Miss Shirley became Mrs. Finch and I guess she thought she needed to prove that she was better and older and grumpier and responsible when she went from teaching second grade to fifth. I didn’t like her half as much as when she was simple-minded and Miss Shirley. Some things aren’t better the second time around. Like brownies when you have the stomach flu. And parachuting from the roof with a bedsheet. And dying.
I heard the PTA say that at home Mrs. Finch was a sexpot and at school she was embarrassed. I heard them say kids weren’t half so nice when they were your own. I heard that every time she looked at our sixty eyes staring at her, she wanted to kill us and resume sexpotting.
I think that’s what spinster virgins do. And Puritans. Like train-spotting. You peep in someone’s window at night and scream, “Sex!”
I tried it once and fell off the trellis and didn’t see nothing.
In order to eat my mother who cooks for me, you’d have to kill her first, right, so why not eat my father who’s already dead and should be quite tender?
I know I’m not supposed to go back to reiterate a point and keep hitting it over the head and that Miss Shirley would slap my desk with her pointer for not getting it all out at once, but could I please hit you over the head? I. Hate. You.

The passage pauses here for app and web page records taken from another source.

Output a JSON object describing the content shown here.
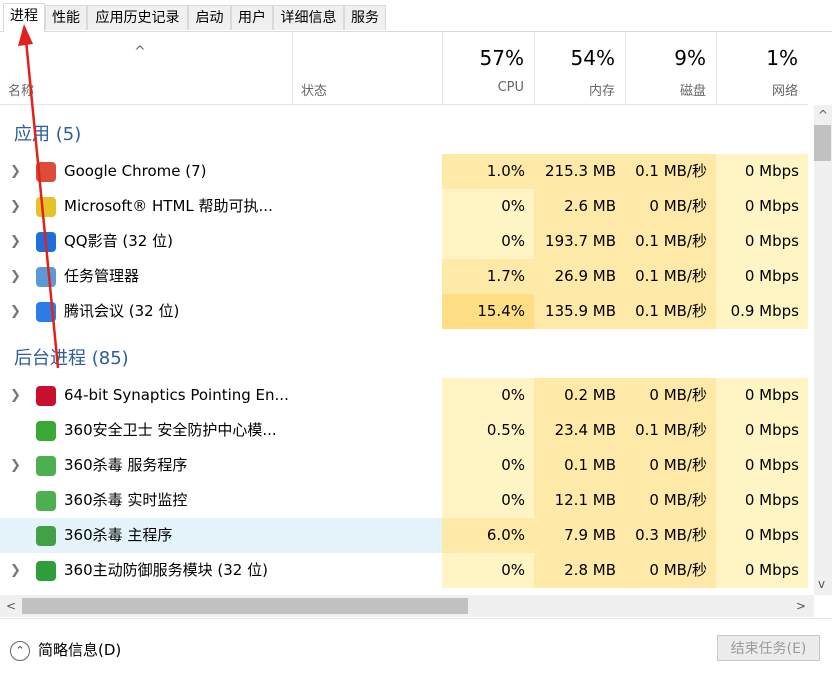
{
  "tabs": [
    "进程",
    "性能",
    "应用历史记录",
    "启动",
    "用户",
    "详细信息",
    "服务"
  ],
  "header": {
    "sort_arrow": "^",
    "name_label": "名称",
    "status_label": "状态",
    "cpu": {
      "pct": "57%",
      "label": "CPU"
    },
    "mem": {
      "pct": "54%",
      "label": "内存"
    },
    "disk": {
      "pct": "9%",
      "label": "磁盘"
    },
    "net": {
      "pct": "1%",
      "label": "网络"
    }
  },
  "groups": {
    "apps": "应用 (5)",
    "background": "后台进程 (85)"
  },
  "apps": [
    {
      "name": "Google Chrome (7)",
      "cpu": "1.0%",
      "mem": "215.3 MB",
      "disk": "0.1 MB/秒",
      "net": "0 Mbps",
      "icon": "chrome-icon",
      "color": "#dd4b39"
    },
    {
      "name": "Microsoft® HTML 帮助可执...",
      "cpu": "0%",
      "mem": "2.6 MB",
      "disk": "0 MB/秒",
      "net": "0 Mbps",
      "icon": "html-help-icon",
      "color": "#e6c229"
    },
    {
      "name": "QQ影音 (32 位)",
      "cpu": "0%",
      "mem": "193.7 MB",
      "disk": "0.1 MB/秒",
      "net": "0 Mbps",
      "icon": "qq-player-icon",
      "color": "#1e6fd9"
    },
    {
      "name": "任务管理器",
      "cpu": "1.7%",
      "mem": "26.9 MB",
      "disk": "0.1 MB/秒",
      "net": "0 Mbps",
      "icon": "task-manager-icon",
      "color": "#5b9bd5"
    },
    {
      "name": "腾讯会议 (32 位)",
      "cpu": "15.4%",
      "mem": "135.9 MB",
      "disk": "0.1 MB/秒",
      "net": "0.9 Mbps",
      "icon": "tencent-meeting-icon",
      "color": "#2d7be5"
    }
  ],
  "background": [
    {
      "name": "64-bit Synaptics Pointing En...",
      "cpu": "0%",
      "mem": "0.2 MB",
      "disk": "0 MB/秒",
      "net": "0 Mbps",
      "icon": "synaptics-icon",
      "color": "#c8102e"
    },
    {
      "name": "360安全卫士 安全防护中心模...",
      "cpu": "0.5%",
      "mem": "23.4 MB",
      "disk": "0.1 MB/秒",
      "net": "0 Mbps",
      "icon": "360-safe-icon",
      "color": "#39a935"
    },
    {
      "name": "360杀毒 服务程序",
      "cpu": "0%",
      "mem": "0.1 MB",
      "disk": "0 MB/秒",
      "net": "0 Mbps",
      "icon": "360-antivirus-service-icon",
      "color": "#4caf50"
    },
    {
      "name": "360杀毒 实时监控",
      "cpu": "0%",
      "mem": "12.1 MB",
      "disk": "0 MB/秒",
      "net": "0 Mbps",
      "icon": "360-antivirus-monitor-icon",
      "color": "#4caf50"
    },
    {
      "name": "360杀毒 主程序",
      "cpu": "6.0%",
      "mem": "7.9 MB",
      "disk": "0.3 MB/秒",
      "net": "0 Mbps",
      "icon": "360-antivirus-main-icon",
      "color": "#43a047"
    },
    {
      "name": "360主动防御服务模块 (32 位)",
      "cpu": "0%",
      "mem": "2.8 MB",
      "disk": "0 MB/秒",
      "net": "0 Mbps",
      "icon": "360-defense-icon",
      "color": "#2e9e3a"
    }
  ],
  "footer": {
    "fewer_details": "简略信息(D)",
    "end_task": "结束任务(E)"
  },
  "scroll": {
    "up": "^",
    "down": "v",
    "left": "<",
    "right": ">"
  },
  "colors": {
    "group_title": "#2c5d9e",
    "heat_low": "#fff4c4",
    "heat_mid": "#ffe9a8",
    "heat_high": "#ffde85",
    "selected_row": "#e5f3fb",
    "annotation_arrow": "#e0221d"
  }
}
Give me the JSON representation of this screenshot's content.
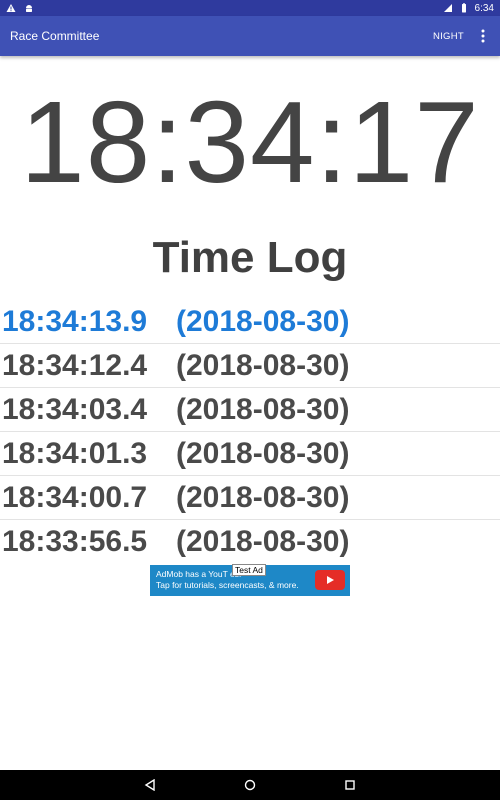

I’m not half as stupid as you think I look.
I actually have a point to make about the difference between Miss Shirley and Mrs. Finch.
Mrs. Finch shoves little boys in the home-ec oven. Miss Shirley is only mean to correct us.
Mrs. Finch has a horn growing from the centre of her forehead and it’s filled with hate and if she doesn’t like you, she stabs you with it in your sleep. If you wake up, you’re sick forever and even chemotherapy can’t help.
Miss Shirley knew how to smile.
Mrs. Finch cut her hair real short and permed it so she could become an old lady.
Miss Shirley had no hang-ups about being young.
Mrs. Finch drowned her six kids and stepkids in the bathtub and at the trial she said she was saving them.
Miss Shirley gave us stickers.
Both lit fire to the school. One was an accident and the other was ruled an accident.
I would appreciate it if you didn’t eat my mother because you’re a louse and monkeys eat you. Miss Shirley taught us that in second-grade science. At the time, I thought louses were bugs. But then I learned from Mrs. Hazel next door that her husband was a louse and he killed a nun with his motor vehicle.
A judge ruled hanging was too good for him and I heard Mrs. Hazel talking (often) about a firing squad.
You’re just like him.
Miss Shirley was her own person.
Mrs. Finch was expired and stinky and she’d make you sick.
I would appreciate it if you didn’t eat my mother because she has me and that’s all she needs.
Yes, there was the man who was my original father, but the great thing was: he died. My mother retained being Mrs. Cumbersome, though she was in fact more of a Miss Pool, and so she never killed anyone or sent her man to a firing squad.
And that’s the point! The end, okay?
Except I’m not supposed to write “the end” and Miss Shirley would disapprove (though not as strongly as Mrs. Finch has been known to disapprove — which is exceptionally painful).
Don’t make me disapprove of you!
I do not approve of you eating my mother, you man.
I do not approve of you eating my mother, you charley horse.
I do not approve of anything to do with you, and you keep your wicked hands off my flower-girl dress forevermore or I shall scream.
My mother does not need you to keep her delightfully under your thumb.
Mrs. Finch — before she went totally ape — explained the passage of children: eat my mother now, you lose your rights to me; marry my mother and I’m yours after you eat her gone; but I don’t want your tongue on my throat, your teeth in my neck, my blood in your bowels. I am not your meringue.
I wrote a note to the priest last night detailing the size of your canine teeth as exhibit A.
I am not allowed to speak ill.
But you can read.
I do not approve of your jelly rolls, your flimsy suits, your stench, your pallor, your saucy looks. I do not approve of the pinches you test upon my mother’s rear. I do not approve of your obnoxious yells, your trophies, your bedroom slippers.
As surely as Mrs. Finch is now a lesbian in prison, I would appreciate it, overall, if you did not eat my mother at all ever and if you would kindly die in a painful manner like Mr. Hazel.